New approaches to governance have attracted significant scholarly attention in recent years. Commentators on both sides of the Atlantic have identified, charted, and evaluated the rise and spread of forms of governance-forms which seem to differ from previous regulatory and legal paradigms. In Europe, the emergence of the Open Method of Coordination has provided a focal point for new governance studies. In the US, scholarship on issues such as collaborative problem-solving, democratic experimentalism, and problem-solving courts exemplify the interest in similar developments. This book covers diverse policy sectors and subjects, including the environment, education, anti-discrimination, food safety, and many others. It concentrates on the operation of new governance mechanisms in a federal and multilevel context, and looks at the relationship between public and private mechanisms and settings. All the contributors share the common pursuit of effective mechanisms for addressing complex social problems, and the challenges they raise for our understanding of law and constitutionalism.
About the Author

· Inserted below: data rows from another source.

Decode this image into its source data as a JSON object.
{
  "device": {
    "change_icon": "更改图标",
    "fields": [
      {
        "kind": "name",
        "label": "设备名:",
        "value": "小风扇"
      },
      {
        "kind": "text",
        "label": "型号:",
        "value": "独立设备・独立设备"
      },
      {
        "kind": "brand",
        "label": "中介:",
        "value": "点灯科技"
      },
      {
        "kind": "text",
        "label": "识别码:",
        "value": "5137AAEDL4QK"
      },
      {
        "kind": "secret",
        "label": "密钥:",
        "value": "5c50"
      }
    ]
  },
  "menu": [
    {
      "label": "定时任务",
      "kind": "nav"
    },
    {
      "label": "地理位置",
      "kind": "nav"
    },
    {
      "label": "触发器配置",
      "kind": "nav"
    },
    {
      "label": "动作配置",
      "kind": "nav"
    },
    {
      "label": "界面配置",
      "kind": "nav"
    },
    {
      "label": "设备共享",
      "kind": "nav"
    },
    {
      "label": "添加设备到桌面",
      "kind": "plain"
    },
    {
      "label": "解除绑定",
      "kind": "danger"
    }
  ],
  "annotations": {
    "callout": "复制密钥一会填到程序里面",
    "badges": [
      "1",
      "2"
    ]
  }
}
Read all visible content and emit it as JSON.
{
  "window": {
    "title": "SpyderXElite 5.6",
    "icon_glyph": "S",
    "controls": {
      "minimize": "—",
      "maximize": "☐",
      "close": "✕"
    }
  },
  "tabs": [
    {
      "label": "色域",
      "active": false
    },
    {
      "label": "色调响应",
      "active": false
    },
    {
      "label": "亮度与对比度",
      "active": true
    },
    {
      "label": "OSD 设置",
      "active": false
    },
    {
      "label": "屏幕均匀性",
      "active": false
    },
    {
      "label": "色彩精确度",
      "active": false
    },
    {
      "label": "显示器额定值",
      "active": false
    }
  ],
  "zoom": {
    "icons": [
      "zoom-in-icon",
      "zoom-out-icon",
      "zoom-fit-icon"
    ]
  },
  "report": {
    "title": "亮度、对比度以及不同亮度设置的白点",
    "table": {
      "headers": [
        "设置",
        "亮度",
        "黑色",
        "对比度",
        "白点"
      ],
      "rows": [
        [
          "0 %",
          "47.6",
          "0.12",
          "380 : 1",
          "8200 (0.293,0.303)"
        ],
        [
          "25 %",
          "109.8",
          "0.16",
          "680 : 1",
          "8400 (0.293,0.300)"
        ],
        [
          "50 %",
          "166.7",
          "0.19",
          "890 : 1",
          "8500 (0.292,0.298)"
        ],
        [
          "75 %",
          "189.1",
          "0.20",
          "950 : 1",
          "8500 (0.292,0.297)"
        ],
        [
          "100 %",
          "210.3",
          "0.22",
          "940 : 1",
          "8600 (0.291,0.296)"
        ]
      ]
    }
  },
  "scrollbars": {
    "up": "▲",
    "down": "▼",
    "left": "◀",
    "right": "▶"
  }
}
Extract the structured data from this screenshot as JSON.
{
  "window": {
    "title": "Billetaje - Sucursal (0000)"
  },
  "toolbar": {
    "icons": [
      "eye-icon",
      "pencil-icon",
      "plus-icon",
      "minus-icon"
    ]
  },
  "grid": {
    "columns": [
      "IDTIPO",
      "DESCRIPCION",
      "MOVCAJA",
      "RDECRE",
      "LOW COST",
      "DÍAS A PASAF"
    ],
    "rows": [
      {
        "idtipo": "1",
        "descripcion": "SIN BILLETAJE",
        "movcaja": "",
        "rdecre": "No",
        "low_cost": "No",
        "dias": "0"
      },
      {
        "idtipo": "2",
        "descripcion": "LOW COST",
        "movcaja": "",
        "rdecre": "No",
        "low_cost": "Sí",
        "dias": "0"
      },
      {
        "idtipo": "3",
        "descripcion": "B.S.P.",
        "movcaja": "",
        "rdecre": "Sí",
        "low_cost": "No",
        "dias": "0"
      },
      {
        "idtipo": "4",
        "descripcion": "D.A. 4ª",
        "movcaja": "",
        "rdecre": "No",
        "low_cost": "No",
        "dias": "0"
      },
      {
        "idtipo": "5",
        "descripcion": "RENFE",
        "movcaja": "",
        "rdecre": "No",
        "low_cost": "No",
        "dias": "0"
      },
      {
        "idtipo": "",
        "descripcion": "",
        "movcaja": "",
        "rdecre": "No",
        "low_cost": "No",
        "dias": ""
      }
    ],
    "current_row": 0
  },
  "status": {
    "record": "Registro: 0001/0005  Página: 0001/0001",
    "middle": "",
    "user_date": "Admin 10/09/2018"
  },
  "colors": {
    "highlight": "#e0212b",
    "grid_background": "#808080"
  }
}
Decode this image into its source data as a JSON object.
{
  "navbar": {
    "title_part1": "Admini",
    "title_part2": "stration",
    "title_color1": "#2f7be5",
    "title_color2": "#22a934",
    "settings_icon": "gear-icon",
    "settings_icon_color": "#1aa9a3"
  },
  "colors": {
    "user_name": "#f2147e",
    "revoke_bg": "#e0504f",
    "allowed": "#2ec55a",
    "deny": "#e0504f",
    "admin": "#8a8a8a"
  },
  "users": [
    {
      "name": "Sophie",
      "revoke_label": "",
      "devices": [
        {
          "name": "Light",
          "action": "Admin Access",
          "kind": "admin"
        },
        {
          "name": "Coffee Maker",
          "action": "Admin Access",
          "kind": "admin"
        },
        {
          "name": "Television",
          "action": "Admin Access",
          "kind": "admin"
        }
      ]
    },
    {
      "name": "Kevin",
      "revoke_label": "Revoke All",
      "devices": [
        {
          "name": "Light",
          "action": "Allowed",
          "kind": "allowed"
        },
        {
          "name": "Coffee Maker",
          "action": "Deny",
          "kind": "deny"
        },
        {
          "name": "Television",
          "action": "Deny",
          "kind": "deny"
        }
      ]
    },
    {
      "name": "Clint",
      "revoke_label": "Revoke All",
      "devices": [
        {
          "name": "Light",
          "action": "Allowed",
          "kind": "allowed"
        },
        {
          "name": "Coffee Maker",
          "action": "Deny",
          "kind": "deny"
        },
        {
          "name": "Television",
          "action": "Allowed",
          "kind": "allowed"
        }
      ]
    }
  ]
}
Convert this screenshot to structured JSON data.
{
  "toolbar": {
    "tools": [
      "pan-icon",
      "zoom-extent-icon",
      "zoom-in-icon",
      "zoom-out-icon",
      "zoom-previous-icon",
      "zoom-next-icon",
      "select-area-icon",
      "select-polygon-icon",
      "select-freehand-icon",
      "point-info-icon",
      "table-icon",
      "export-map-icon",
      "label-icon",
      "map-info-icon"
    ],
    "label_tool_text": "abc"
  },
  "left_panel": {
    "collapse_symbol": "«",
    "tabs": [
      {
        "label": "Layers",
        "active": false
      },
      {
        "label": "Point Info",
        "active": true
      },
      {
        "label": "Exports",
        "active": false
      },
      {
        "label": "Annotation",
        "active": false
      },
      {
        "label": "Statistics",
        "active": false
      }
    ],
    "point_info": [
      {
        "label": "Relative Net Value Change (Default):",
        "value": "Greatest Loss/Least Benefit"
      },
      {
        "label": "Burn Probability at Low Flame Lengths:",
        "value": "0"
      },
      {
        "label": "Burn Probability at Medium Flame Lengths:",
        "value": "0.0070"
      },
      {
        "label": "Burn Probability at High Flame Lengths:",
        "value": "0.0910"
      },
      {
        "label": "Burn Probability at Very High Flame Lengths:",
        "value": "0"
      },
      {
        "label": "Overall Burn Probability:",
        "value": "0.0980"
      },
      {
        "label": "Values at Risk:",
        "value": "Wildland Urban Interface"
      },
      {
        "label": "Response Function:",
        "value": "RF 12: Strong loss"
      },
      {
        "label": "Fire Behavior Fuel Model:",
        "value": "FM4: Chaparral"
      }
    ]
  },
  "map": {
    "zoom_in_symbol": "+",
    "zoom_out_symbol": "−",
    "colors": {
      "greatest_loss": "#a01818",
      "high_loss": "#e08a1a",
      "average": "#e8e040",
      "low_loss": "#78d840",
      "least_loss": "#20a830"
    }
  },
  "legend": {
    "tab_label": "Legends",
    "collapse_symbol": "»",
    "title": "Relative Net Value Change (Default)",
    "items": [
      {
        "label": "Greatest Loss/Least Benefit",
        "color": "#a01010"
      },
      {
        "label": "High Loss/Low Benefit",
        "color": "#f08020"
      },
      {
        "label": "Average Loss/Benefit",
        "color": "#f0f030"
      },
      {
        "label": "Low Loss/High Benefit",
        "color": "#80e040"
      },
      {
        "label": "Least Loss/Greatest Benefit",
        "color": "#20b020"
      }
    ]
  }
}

Gráinne de Búrca is Florence Ellinwood Allen Professor of Law at NYU Law School. Joanne Scott is Professor of European Law at University College London.